--- Dataset records Enclosed Below ---

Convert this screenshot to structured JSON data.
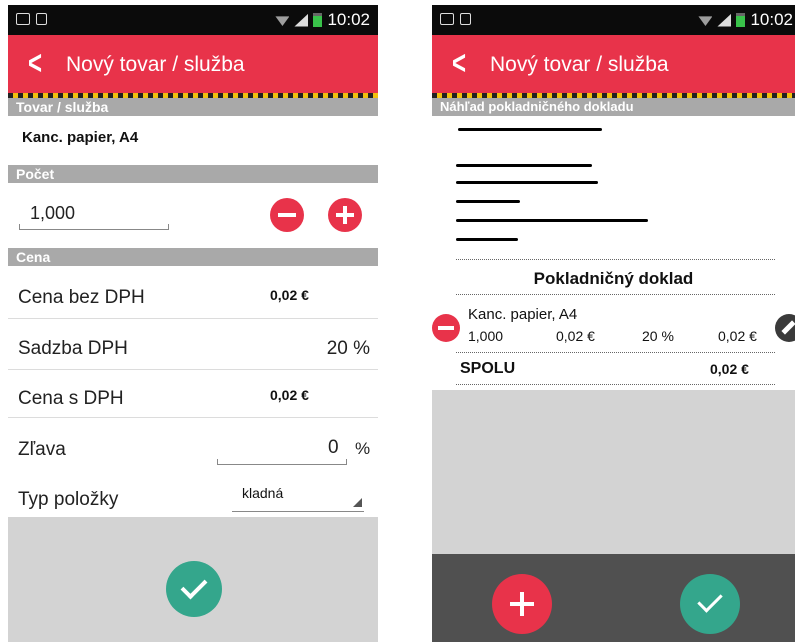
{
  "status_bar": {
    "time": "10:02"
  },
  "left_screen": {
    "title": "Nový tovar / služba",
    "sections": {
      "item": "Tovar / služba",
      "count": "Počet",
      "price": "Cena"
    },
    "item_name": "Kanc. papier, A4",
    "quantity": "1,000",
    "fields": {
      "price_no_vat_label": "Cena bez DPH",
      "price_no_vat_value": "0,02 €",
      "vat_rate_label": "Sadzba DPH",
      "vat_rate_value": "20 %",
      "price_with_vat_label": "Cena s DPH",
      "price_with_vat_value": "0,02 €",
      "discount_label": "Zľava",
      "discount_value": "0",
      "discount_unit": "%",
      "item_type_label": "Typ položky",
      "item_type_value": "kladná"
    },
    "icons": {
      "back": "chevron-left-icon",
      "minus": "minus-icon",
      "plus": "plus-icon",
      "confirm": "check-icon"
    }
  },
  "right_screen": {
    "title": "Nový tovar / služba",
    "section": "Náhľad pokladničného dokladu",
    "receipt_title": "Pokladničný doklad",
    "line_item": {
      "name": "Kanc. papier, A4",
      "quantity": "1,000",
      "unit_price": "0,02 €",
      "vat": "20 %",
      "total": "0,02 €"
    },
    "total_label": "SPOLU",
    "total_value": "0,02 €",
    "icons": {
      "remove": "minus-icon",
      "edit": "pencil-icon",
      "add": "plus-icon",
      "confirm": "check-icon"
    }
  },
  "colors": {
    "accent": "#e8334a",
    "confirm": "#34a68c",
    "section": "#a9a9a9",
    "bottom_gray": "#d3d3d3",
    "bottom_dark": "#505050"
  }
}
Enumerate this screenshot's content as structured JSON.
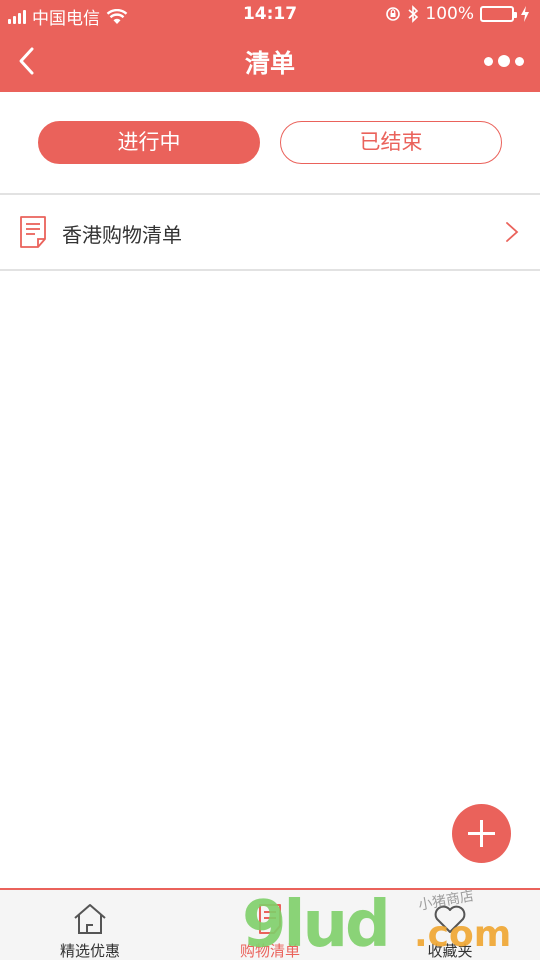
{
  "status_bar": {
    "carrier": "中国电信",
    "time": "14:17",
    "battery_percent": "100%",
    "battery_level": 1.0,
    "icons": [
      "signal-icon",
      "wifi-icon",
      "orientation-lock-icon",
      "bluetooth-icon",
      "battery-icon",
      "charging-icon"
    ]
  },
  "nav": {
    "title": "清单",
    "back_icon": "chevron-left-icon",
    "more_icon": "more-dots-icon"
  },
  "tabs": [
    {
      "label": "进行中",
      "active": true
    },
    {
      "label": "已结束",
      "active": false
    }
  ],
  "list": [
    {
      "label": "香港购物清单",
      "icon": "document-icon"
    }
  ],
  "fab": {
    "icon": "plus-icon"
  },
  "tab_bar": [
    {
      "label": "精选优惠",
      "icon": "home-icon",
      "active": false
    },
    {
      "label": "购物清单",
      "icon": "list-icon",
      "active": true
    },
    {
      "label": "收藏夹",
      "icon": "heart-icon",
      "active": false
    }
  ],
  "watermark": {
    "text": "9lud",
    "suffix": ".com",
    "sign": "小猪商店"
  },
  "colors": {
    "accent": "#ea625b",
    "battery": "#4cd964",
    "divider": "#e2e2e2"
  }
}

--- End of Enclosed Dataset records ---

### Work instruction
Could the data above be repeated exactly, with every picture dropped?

### Exercise solution
Convert this screenshot to structured JSON data.
{
  "status_bar": {
    "time": "10:02"
  },
  "left_screen": {
    "title": "Nový tovar / služba",
    "sections": {
      "item": "Tovar / služba",
      "count": "Počet",
      "price": "Cena"
    },
    "item_name": "Kanc. papier, A4",
    "quantity": "1,000",
    "fields": {
      "price_no_vat_label": "Cena bez DPH",
      "price_no_vat_value": "0,02 €",
      "vat_rate_label": "Sadzba DPH",
      "vat_rate_value": "20 %",
      "price_with_vat_label": "Cena s DPH",
      "price_with_vat_value": "0,02 €",
      "discount_label": "Zľava",
      "discount_value": "0",
      "discount_unit": "%",
      "item_type_label": "Typ položky",
      "item_type_value": "kladná"
    },
    "icons": {
      "back": "chevron-left-icon",
      "minus": "minus-icon",
      "plus": "plus-icon",
      "confirm": "check-icon"
    }
  },
  "right_screen": {
    "title": "Nový tovar / služba",
    "section": "Náhľad pokladničného dokladu",
    "receipt_title": "Pokladničný doklad",
    "line_item": {
      "name": "Kanc. papier, A4",
      "quantity": "1,000",
      "unit_price": "0,02 €",
      "vat": "20 %",
      "total": "0,02 €"
    },
    "total_label": "SPOLU",
    "total_value": "0,02 €",
    "icons": {
      "remove": "minus-icon",
      "edit": "pencil-icon",
      "add": "plus-icon",
      "confirm": "check-icon"
    }
  },
  "colors": {
    "accent": "#e8334a",
    "confirm": "#34a68c",
    "section": "#a9a9a9",
    "bottom_gray": "#d3d3d3",
    "bottom_dark": "#505050"
  }
}
Enumerate this screenshot's content as structured JSON.
{
  "status_bar": {
    "carrier": "中国电信",
    "time": "14:17",
    "battery_percent": "100%",
    "battery_level": 1.0,
    "icons": [
      "signal-icon",
      "wifi-icon",
      "orientation-lock-icon",
      "bluetooth-icon",
      "battery-icon",
      "charging-icon"
    ]
  },
  "nav": {
    "title": "清单",
    "back_icon": "chevron-left-icon",
    "more_icon": "more-dots-icon"
  },
  "tabs": [
    {
      "label": "进行中",
      "active": true
    },
    {
      "label": "已结束",
      "active": false
    }
  ],
  "list": [
    {
      "label": "香港购物清单",
      "icon": "document-icon"
    }
  ],
  "fab": {
    "icon": "plus-icon"
  },
  "tab_bar": [
    {
      "label": "精选优惠",
      "icon": "home-icon",
      "active": false
    },
    {
      "label": "购物清单",
      "icon": "list-icon",
      "active": true
    },
    {
      "label": "收藏夹",
      "icon": "heart-icon",
      "active": false
    }
  ],
  "watermark": {
    "text": "9lud",
    "suffix": ".com",
    "sign": "小猪商店"
  },
  "colors": {
    "accent": "#ea625b",
    "battery": "#4cd964",
    "divider": "#e2e2e2"
  }
}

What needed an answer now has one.